Rooney was hugely overshadowed by a sometime England partner. Andy Carroll is out of West Ham's price range for a permanent move, said a horse-trading Allardyce at the weekend. The temptation might be to play him less to keep the price down but he performed with valuable menace. An early shot rained in after some twinkle-toed control, a header from a corner looped over the bar and the creaking knees of Nemanja Vidic had their work cut out all night. The bear-pit atmosphere of yesteryear was absent, with fans rather peaceful in the spring twilight. Carroll's animal-like danger brought the evening to life.
Matt Jarvis sped away on the break beyond Rafael, and his deep cross was nodded down by East London's favourite Geordie to where Ricardo Vaz Te could score. Carroll's threat did not stop there. David De Gea and Patrice Evra were both clattered to the ground by a berserker's charge for a corner. The second half began with another roughing up of the Spanish keeper for which he was penalised. "It's an obvious red card," said Ferguson of the first challenge, but Carroll was booked only for dissent after the second and survived to almost wreak further havoc with a 35-yard boomer that was just narrowly over.

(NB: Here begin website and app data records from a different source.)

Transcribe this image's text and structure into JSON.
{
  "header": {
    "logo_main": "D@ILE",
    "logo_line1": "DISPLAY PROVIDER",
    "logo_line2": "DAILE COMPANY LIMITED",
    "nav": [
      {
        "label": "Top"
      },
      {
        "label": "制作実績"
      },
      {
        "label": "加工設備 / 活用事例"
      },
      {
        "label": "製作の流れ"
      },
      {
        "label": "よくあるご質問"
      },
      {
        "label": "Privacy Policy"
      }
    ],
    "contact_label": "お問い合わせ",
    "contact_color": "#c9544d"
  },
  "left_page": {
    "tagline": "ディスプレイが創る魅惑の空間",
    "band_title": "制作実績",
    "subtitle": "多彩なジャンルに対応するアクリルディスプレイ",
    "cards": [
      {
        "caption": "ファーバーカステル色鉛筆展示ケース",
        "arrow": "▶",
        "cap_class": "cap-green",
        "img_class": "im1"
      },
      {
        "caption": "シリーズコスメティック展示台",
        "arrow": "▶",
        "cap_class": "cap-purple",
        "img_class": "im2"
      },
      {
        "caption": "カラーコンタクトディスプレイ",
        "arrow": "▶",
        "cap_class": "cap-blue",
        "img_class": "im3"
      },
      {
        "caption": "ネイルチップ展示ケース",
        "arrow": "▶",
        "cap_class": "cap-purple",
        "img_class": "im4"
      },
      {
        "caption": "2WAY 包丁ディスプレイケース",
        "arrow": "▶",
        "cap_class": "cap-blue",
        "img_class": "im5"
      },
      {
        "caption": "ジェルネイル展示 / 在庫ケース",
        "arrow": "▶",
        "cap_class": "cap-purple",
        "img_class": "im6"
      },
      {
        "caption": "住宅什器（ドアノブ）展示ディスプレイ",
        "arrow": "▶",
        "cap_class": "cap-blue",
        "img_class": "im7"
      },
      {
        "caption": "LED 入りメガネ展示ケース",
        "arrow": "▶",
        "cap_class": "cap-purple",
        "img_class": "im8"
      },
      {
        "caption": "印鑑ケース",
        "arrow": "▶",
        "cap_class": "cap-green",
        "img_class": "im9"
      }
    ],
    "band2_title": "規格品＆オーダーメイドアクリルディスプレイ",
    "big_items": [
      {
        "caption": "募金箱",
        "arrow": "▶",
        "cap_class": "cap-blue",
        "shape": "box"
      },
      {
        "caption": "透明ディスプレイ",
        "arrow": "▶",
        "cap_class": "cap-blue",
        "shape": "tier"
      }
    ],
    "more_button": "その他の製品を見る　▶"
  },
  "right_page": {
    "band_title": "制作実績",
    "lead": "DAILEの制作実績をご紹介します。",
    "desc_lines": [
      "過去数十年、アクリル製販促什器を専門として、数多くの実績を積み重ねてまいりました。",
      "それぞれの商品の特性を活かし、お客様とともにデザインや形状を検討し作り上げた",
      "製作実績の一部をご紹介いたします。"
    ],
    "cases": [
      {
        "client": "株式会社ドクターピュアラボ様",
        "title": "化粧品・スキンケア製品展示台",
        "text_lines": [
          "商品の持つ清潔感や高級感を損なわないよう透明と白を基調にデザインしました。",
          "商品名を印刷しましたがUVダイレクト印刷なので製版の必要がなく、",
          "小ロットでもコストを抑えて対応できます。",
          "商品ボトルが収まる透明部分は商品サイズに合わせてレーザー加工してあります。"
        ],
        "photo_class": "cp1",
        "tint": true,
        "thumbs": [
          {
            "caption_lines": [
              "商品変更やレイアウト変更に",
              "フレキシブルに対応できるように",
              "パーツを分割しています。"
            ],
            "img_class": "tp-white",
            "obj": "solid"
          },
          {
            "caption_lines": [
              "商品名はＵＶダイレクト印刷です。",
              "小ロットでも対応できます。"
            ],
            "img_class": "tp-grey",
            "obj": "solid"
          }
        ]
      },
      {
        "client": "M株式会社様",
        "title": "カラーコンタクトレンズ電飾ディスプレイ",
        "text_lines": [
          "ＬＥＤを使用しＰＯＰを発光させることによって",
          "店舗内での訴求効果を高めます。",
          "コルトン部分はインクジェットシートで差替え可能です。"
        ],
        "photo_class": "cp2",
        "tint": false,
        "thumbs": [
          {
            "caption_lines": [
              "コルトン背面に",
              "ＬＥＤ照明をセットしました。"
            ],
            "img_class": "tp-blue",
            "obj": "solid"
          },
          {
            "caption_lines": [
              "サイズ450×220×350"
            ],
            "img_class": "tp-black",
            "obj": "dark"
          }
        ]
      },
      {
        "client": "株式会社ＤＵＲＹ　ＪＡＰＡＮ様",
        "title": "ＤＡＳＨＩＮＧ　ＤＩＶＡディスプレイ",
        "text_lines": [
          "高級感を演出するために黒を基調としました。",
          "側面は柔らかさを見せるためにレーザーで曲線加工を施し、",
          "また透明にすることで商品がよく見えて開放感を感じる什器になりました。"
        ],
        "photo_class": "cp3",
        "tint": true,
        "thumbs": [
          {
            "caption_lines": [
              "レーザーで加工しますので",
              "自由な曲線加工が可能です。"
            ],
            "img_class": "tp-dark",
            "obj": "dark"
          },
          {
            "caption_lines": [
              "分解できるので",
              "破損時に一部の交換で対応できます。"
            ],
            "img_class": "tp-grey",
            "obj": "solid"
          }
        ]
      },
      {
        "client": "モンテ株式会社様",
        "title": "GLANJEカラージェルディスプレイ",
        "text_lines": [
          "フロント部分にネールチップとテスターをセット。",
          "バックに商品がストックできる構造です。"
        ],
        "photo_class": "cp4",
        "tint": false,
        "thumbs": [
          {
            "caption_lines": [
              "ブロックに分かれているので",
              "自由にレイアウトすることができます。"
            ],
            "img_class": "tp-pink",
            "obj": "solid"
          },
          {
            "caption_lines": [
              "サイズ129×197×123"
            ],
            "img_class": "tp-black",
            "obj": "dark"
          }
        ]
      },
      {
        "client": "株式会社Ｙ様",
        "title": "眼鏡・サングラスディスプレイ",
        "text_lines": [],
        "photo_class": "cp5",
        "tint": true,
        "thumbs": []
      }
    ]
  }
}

"It was momentum, I couldn't stop myself," said Carroll with a knowing shrug.
Perhaps unnerved by such buffeting, the champions-elect were too often slack in possession and tepid of movement. Passing triangles were failing, Van Persie often struggled out wide when he was better served in the centre. Shinji Kagawa suddenly flickered into action in the manner expected of Rooney. A rapier change of pace took him to the left byline, and the coolness of his pass gave Antonio Valencia, so hesitant these days, the easiest of finishes. The Ecuadorian's last Premier League goal was a year ago at Blackburn, when it looked to given United the momentum to claim a title they eventually lost.
This strike was not quite so important. Mo Diame's swerving strike around the visitors' defence and an unsighted De Gea meant Manchester United would have to fight once more at Upton Park.
And in turn, Kagawa was once more the spark for recovery. The Japanese livewire's final contribution before his substitution was to crash the ball off the woodwork. Van Persie was waiting for its rebound, from an offside position. The manner of the goal did not allow Allardyce to celebrate reaching 39 points and almost certain safety.
"The team has played the best they can play and they have scored one of the best goals of the season and the assistant referee takes it away from you,'' he said.
Allardyce had not taken into account the offside law which centres around phases of play. Van Persie, from what might have been a second phase - who really knows these days? - had scored his first goal in open play since against Everton on February 10 and reduced United's target to two straight wins. It might seem almost unfair of a team 13 points ahead and still able to surpass Chelsea's record total of 95 points from 2004-05, but the second equaliser's nature reflected that United are trickling to the title.
"I thought we played like champions, absolutely magnificent. We don't like losing, we showed that," said Ferguson. His second point was undeniable. The first was questionable at best.